After Linda (Harriet Jacobs) escapes, the Flints are desperate to find her and bring her back. Linda even notes that the Flints are afraid of her fleeing before she even does so:
Mr. Flint was hard pushed for house servants, and rather than lose me he had restrained his malice. I did my work faithfully, though not, of course, with a willing mind. They were evidently afraid I should leave them. Mr. Flint wished that I should sleep in the great house instead of the servants' quarters. (ch. 17)
Linda senses that Mr. Flint makes her a house servant to ensure she stays on the plantation. However, Linda decides to escape anyway. We see that she does not serve as a house slave "with a willing mind." She is still bent on escaping slavery.
After the Flints realize Linda is gone, they start by "inquiring for [her]" at her grandmother's house. This is the obvious place she would go to for shelter, but of course, Linda knew they'd look for her there, so she did not actually hide at her grandmother's house until later. They also question her grandmother but are relieved to find that the children remain. Flint thinks that means Linda isn't far away or might come back. Nonetheless, they search the entire house before moving on.
Dr. Flint also tries to offer a reward for Linda's return. This was common practice in the antebellum South: when a slave escaped, plantation owners attempted to persuade the public to help by giving them money. The "advertisement was posted at every corner, and in every public place for miles round:—" and offered the person who would return Linda to the Flints a $300 reward.

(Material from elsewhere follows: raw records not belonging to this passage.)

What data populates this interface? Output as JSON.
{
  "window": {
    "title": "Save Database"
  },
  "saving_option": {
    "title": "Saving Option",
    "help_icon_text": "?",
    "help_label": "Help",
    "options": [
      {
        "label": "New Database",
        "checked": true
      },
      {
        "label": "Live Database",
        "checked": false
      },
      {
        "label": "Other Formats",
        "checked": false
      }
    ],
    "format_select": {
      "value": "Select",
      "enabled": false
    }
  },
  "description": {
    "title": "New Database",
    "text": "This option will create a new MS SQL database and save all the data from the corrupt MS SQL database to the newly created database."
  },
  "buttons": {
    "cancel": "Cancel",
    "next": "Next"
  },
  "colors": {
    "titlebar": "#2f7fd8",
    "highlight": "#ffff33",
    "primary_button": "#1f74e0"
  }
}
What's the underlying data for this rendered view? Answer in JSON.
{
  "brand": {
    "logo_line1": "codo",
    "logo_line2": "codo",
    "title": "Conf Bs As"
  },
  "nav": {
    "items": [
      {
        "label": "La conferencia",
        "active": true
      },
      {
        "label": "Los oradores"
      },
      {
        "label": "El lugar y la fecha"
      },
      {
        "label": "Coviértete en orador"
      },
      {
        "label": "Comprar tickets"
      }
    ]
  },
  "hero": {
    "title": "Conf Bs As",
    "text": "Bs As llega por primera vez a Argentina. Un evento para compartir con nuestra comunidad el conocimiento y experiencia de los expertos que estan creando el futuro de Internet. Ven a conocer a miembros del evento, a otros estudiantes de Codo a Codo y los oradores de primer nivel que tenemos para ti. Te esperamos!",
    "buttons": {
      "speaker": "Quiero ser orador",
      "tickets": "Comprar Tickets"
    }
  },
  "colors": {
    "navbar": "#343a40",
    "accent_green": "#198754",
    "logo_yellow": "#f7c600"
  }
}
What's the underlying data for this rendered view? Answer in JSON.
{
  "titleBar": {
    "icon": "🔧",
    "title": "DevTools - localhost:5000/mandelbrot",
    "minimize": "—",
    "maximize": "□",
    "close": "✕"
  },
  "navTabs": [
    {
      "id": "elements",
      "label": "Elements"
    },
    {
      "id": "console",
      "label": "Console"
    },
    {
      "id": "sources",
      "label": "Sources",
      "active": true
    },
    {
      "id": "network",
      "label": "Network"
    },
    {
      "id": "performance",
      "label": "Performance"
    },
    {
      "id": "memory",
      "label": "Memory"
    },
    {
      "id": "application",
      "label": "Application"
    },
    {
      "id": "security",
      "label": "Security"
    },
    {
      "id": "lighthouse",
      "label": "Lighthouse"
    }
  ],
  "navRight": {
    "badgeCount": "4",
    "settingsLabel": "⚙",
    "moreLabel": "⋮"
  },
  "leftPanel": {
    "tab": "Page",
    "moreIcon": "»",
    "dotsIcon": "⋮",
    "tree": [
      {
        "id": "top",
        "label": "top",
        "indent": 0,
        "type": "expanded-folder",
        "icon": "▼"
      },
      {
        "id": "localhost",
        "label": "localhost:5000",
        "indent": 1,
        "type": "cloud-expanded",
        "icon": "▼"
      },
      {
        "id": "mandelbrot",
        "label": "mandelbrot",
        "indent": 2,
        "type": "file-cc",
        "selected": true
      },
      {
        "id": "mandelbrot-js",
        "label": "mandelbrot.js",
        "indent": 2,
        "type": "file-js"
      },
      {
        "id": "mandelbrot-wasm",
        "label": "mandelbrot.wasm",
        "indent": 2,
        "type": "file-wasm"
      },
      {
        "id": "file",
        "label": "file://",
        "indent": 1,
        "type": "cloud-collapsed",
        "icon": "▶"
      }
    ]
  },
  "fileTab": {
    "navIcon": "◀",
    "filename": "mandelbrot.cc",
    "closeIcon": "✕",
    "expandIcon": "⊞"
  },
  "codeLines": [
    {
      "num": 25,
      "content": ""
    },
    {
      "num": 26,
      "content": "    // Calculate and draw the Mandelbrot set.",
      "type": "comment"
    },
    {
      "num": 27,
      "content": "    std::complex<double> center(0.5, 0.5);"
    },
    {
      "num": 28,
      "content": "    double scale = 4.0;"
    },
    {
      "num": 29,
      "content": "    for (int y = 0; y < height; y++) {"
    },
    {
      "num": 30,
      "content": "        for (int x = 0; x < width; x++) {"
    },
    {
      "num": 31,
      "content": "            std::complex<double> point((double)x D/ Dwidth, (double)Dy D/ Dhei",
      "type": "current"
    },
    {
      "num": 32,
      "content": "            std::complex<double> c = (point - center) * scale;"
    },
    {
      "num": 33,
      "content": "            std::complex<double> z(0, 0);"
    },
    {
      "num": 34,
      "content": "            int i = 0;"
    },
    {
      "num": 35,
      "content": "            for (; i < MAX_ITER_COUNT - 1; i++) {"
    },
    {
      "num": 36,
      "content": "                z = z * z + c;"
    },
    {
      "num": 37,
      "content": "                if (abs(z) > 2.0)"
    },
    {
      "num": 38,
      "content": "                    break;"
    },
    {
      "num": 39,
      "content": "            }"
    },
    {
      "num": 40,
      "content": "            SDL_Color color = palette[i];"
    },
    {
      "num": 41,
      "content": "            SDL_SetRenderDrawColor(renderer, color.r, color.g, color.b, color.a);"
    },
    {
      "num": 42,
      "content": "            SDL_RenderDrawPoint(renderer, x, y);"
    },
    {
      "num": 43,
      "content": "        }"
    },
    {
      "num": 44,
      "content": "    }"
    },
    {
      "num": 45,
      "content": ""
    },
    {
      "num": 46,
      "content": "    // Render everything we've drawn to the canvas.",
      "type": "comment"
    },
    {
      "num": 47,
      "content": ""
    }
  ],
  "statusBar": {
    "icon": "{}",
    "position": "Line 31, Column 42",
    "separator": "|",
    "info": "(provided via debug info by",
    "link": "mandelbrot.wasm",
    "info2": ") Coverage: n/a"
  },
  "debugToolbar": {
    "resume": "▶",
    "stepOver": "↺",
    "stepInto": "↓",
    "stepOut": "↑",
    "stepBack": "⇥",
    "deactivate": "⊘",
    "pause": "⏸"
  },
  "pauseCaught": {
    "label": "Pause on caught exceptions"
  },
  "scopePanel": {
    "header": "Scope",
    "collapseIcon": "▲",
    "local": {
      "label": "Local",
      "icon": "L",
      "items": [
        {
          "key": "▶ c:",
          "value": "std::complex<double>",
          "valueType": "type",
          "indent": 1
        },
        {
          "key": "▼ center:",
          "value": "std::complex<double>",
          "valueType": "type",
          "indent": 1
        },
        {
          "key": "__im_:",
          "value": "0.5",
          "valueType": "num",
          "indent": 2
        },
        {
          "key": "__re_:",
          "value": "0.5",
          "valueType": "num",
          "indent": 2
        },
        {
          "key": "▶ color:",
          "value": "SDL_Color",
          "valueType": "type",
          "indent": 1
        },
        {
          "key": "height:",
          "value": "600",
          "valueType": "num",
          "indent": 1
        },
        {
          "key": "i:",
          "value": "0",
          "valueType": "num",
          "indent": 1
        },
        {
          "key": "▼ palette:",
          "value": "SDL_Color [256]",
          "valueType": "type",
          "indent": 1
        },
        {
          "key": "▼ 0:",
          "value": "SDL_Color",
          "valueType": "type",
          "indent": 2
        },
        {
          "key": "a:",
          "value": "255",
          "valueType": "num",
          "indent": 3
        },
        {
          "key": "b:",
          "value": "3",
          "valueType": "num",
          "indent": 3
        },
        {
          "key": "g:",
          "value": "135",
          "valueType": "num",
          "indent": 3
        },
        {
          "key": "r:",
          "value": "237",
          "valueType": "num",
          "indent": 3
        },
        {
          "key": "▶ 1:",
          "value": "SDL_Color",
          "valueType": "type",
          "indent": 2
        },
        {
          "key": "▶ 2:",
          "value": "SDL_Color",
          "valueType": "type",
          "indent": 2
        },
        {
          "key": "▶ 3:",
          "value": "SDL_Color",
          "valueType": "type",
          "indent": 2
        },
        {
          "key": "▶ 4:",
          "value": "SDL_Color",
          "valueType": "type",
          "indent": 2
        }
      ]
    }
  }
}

For a long time after, we see Jacobs describing the difficult conditions Linda has to endure to "hide in plain sight." She is able to remain hidden but she's in a constant state of danger and is always alert to the possibility that she could be caught. She sees Flint from her hiding space, as he continues a seemingly endless search for her.